H: 20 cm (7.9”)
Estimated age: End of the 19th century or early 20th century
Provenance: German private collection
Estimate: € 3.000 - 4.000
The figures may represent ancestors. If so, like ancestor images elsewhere in Oceania, they likely served as vehicles through which ancestral spirits could be contacted and venerated during rituals. On Hatobei, seated figures were also used in canoe magic during which malevolent spirits were captured within or lured away by the image that was placed in a model canoe and sent out to sea to expel the spirits from the community.
Artists in a number of areas in the Caroline Islands created similar seated figures, suggesting that these widespread images share a common origin and function. This piece belongs to a small group of examples that show evidence of substantial age and use, indicating that they were used in indigenous contexts. The precise significance of the seated figures, which are often of indeterminate gender like the one here, is uncertain. What historical evidence exists mostly comes from the island of Hatobei, where an archaeologically recovered stone example suggests that the tradition is of some antiquity.

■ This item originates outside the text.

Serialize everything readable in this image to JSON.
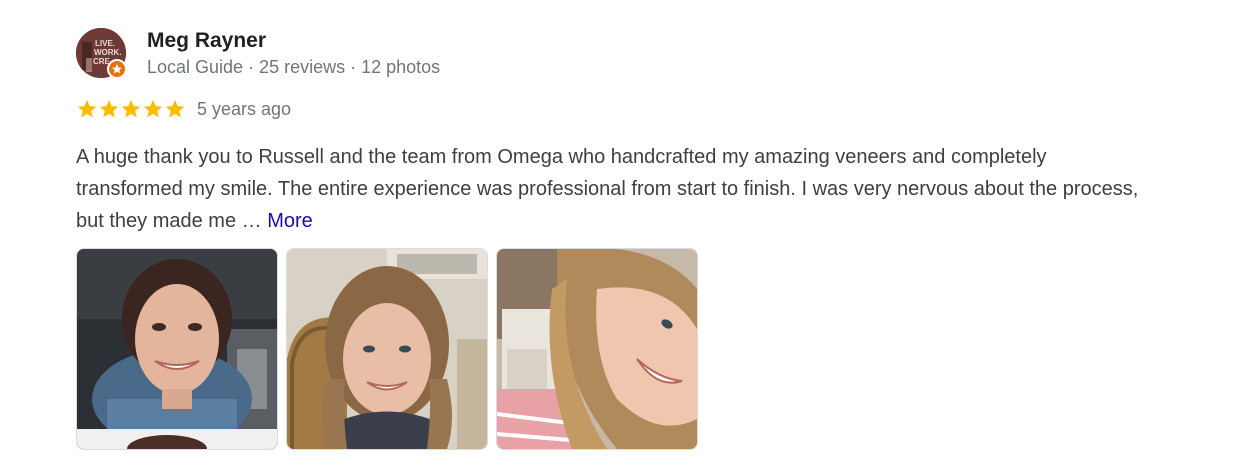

With its stylized facial features and angular body, this figure embodies the sparse, minimalistic approach to the human form typical of Micronesian art. The domed head, slightly open mouth, and drop-shaped big eyes give the face an almost mask-like appearance. The body is rendered as a series of interlocking angular forms with the hands, which are only subtly indicated, resting on the knees. An outstanding and rare figure from the Caroline Islands!